I await my turn as my sister’s whimpering cries travel down the corridor.
I am about to have my femininity stripped from me: I know what is coming and bracing myself, I close my eyes as my father’s heavy hands grab at chunks of my hair.
With tears streaming down my face, I watch as my hair drifts to the floor and disperses into fine pieces—no longer able to be retrieved or glued back, no longer part of me—the more he hacks into it, the more resistant my hair becomes—blunting the scissors, which makes for the worst kind of bowl cut with an uneven fringe.
My confidence is destroyed in this single moment, along with the carefree childhood I have known, up until this point.
Hair is something that we either love or battle with on a daily basis, and for most of us, there is an undeniable emotional relationship that we have with our hair.
Straight, thick, slippery and coarse, mine is defiant and unyielding to my needs and wishes—that being—the opposite of the thing I possess.
I love watching girls with ponytails that swing side-to-side as they walk, yet I forgo the ponytail because it is bad for my health; lest the weight of it pull tightly on my temples as if compressing my brain from the outside in—my hair must remain untethered, which brings me to the cycle of its growth.
Cut short, grown to mid-length and back again, my thoughts veer once more to the crop in a desperate bid for liberation from my unruly, mid-length woes.
Crops make for the day-to-day ease of styling, and (if it’s the right style) can make you feel instantly polished.
So, what’s stopping me this time?
As the chill factor prevails here in old NZ (and I reach for my woolen coat and scarf), I know that there is nothing like having longer locks languishing down the back of my neck, and (somewhat) serving to buffer the wind from attacking my face and ears, of which I fear the latter may transform into stalactites if left to an impending affront of the elements.
I also figure, why not be patient for once and let my hair do what hair does best—grow, not least because bohemian locks are so de rigueur.
But contemplating the value we place on our locks has also gotten me thinking about what hair really means to us and why we become so precious about letting go.
In my mind, hair is a ‘cultural signifier.’
Just as clothing identifies our roles in society; an attachment to a sub-culture (or music-listening preferences); a need to conform to a given environment, or a means of holding onto memories from a previous era, our hair—like our clothes—holds cultural weight.
My mother tells a story of my grandmother who cut her beautiful, long tresses on emigrating to New Zealand.
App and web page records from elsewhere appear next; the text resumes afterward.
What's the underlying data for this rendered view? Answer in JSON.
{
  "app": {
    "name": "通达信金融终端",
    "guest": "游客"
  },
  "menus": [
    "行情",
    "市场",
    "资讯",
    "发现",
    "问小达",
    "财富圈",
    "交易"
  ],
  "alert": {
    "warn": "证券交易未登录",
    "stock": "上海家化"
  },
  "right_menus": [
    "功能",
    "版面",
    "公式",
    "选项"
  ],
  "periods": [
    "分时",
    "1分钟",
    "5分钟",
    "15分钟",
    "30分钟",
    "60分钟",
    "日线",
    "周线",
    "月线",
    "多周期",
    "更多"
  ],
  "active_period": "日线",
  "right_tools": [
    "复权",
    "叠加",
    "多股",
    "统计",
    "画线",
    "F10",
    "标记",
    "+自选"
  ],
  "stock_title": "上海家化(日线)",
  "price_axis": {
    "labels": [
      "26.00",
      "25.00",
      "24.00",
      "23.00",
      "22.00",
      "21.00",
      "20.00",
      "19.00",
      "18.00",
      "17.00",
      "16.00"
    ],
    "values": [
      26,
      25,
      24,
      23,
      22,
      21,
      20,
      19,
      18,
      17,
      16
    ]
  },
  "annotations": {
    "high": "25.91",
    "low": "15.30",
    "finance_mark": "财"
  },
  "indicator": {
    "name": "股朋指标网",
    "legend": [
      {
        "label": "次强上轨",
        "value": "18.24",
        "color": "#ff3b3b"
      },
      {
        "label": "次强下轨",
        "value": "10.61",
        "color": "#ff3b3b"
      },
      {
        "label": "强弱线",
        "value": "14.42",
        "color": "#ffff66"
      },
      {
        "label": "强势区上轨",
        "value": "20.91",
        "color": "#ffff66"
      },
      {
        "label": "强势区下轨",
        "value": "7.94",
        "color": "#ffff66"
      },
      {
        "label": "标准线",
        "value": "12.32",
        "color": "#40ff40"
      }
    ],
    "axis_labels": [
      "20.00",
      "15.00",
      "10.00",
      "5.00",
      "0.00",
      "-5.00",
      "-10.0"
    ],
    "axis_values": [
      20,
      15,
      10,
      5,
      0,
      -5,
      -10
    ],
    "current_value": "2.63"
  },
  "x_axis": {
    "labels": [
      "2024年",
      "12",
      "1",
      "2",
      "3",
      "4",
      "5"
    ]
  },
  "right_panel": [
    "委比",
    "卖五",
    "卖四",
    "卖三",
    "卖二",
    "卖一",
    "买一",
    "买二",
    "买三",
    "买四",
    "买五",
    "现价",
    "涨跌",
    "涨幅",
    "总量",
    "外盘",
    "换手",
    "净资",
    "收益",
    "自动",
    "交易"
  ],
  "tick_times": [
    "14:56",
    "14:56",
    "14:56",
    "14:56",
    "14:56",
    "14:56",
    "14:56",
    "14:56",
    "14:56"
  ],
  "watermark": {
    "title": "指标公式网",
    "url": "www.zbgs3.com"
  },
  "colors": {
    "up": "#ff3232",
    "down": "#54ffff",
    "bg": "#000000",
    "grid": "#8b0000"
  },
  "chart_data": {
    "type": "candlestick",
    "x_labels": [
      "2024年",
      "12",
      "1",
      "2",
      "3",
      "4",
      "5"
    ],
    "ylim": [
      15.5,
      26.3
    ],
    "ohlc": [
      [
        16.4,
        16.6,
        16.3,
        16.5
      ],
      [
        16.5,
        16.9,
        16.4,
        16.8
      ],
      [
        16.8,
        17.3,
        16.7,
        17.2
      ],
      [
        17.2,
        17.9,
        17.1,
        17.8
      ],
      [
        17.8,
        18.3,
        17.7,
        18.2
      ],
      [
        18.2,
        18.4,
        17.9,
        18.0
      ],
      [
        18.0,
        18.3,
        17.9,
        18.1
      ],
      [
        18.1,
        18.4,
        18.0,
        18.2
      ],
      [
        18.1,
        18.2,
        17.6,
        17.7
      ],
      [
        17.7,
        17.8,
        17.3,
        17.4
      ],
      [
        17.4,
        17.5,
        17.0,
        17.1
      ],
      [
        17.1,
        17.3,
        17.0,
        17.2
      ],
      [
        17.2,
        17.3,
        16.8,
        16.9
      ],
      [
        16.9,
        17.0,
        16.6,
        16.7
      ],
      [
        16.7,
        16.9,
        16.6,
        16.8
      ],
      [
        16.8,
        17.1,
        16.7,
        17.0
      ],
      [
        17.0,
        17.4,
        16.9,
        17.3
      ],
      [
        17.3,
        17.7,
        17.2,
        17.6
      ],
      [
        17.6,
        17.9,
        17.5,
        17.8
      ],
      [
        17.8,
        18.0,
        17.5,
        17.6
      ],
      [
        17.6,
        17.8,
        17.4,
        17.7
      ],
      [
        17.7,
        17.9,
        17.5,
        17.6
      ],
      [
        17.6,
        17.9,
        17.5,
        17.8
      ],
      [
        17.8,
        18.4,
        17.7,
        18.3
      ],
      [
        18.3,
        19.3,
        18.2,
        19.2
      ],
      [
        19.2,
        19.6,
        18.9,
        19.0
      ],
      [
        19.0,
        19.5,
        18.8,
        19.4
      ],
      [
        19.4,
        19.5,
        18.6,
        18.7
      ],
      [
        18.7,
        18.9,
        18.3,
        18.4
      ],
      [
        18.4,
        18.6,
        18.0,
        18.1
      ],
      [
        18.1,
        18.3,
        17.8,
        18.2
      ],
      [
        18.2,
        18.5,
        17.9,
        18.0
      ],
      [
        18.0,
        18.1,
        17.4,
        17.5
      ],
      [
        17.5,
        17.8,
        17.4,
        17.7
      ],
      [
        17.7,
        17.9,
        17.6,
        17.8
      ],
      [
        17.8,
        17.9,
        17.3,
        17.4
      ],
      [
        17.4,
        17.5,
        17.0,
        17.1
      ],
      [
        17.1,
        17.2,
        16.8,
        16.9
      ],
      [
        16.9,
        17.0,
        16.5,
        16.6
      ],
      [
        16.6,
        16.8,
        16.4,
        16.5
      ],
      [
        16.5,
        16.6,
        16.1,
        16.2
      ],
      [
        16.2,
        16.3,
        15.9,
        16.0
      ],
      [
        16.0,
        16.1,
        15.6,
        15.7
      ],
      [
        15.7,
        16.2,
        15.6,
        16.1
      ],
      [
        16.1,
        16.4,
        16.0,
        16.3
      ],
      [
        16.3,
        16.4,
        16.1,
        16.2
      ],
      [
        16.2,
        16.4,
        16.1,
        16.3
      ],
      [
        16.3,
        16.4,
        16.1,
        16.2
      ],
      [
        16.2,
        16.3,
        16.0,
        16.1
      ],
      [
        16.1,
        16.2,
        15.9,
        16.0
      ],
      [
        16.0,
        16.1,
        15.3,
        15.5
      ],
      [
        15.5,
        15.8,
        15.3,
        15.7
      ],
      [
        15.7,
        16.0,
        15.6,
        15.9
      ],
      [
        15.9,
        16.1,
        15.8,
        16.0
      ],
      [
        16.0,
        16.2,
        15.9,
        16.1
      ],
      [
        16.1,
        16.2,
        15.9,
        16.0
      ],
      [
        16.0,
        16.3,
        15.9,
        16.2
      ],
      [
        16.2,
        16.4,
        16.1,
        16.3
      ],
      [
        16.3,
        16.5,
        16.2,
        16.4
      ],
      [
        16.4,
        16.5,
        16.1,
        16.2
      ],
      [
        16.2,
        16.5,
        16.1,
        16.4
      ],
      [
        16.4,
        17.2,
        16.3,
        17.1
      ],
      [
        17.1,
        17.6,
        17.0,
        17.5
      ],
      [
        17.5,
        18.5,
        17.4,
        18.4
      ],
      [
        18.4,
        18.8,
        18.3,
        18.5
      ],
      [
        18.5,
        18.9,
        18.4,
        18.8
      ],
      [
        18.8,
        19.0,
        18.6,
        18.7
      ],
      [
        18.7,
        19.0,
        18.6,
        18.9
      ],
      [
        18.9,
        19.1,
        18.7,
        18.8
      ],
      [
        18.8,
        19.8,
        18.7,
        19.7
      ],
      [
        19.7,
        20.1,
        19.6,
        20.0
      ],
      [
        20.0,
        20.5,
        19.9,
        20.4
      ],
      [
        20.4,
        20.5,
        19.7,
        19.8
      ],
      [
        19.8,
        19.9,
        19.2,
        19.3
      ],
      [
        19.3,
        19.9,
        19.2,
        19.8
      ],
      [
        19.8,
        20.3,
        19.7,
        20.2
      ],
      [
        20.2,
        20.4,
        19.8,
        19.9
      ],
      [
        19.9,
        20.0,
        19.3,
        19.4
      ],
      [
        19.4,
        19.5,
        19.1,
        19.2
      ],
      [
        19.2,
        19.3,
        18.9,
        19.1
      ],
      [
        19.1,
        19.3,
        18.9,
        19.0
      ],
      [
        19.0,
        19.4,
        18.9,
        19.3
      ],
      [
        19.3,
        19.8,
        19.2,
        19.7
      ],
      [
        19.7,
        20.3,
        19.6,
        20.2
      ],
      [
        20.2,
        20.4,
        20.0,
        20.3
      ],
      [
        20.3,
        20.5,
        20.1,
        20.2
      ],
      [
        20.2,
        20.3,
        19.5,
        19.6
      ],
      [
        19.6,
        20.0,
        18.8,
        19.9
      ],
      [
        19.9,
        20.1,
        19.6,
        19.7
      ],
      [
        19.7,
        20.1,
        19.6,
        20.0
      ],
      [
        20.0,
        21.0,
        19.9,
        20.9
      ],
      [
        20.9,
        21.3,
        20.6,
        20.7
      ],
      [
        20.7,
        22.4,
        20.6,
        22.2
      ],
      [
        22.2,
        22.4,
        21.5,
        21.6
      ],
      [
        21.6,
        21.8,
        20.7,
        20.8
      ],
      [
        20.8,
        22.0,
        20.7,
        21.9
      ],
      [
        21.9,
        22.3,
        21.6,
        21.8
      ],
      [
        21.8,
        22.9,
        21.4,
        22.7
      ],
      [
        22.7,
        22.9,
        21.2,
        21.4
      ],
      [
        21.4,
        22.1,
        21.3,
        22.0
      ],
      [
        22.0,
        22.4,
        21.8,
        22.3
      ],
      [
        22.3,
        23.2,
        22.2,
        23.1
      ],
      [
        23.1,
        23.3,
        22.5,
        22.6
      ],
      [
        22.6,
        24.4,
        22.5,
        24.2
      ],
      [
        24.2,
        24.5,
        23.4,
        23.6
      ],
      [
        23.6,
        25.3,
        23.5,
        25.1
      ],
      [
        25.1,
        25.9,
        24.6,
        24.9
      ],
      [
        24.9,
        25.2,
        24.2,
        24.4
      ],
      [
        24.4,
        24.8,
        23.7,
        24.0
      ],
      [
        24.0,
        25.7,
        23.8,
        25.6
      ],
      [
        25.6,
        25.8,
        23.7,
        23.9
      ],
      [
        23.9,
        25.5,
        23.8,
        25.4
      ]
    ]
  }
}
For my grandmother, it was a time of transition as she entered a new country, with a culture so disparate and removed from her own.
With an urgency to adapt to her new surroundings, cutting her hair represented her willingness to transform herself as she psychologically prepared for impending change; it was a measure of her shifting identity and the act of cutting also freed her from the ties of cultural tradition (and its associated mores and values), as she embarked on a new life.
Not that she would leave her hair behind, in fact, her ponytail traveled with her as one of her precious belongings: a piece of herself that she would show her children one day so that they might understand something of her past, and the life that she left behind.
This story impresses upon me the freedom that we have to choose, and I find myself pondering the choices that I make about my own appearance and what it reflects about the kind of person that I am, or wish to become…and when I sit in the hairdresser’s chair, I am that little girl for a moment, wincing as the scissors make that initial cut.
Hair is precious, and the way in which we wear it says so much about what we hold onto, what we value, and what we’re prepared to let go.
So, to chop or not to chop, that is the question?
What is the most helpful thing a client can do before they head into a salon?
B: If you’re wanting a big change, always have a consultation first. This should be complimentary and will give you the confidence to proceed. Also get a quote so that you’re not left with any surprises at the end (especially if you’re having a major color done). The consultation is everything in a hair experience and we are here to make you feel pampered and beautiful, so if you don’t feel like that in your current salon, then change!
Once you’ve settled on a salon, tell your stylist if you have curly hair and it has been straightened, things like semi- permanent color, and if you have reacted to color before!
Is it best to bring in pictures of styles that I like, or just wing it on the day?
B: It does help if you have pictures of styles that you like and don’t like, just so that you and your stylist are on the same page.
Is it best to come with clean or unwashed hair?
B: There is no need to wash your hair, in fact, I love seeing hair a la natural! That way you can cut to the hair’s natural tendencies.
What do I do if I’ve moved to a new city and I don’t know where to go?
B: If you have moved towns and you’re stuck to find a good hairdresser, then just ask someone who works in a fashion shop or cafe, with hair that you like … word of mouth is the best way to find the best hairdressers!
How do I know if a stylist is right for me?
B: Gut feeling! You should always go to a hairdresser that suits you, because one thing I have learned is that you can’t please everyone. Don’t be afraid to change if it feels wrong either. Quite often it will be the salon’s vibe that is not right for you, but that’s the beauty of life … there is something out there for everyone!
And when it comes to a male or female hairdresser, some people just like males cutting their hair and other people like females, it’s that simple.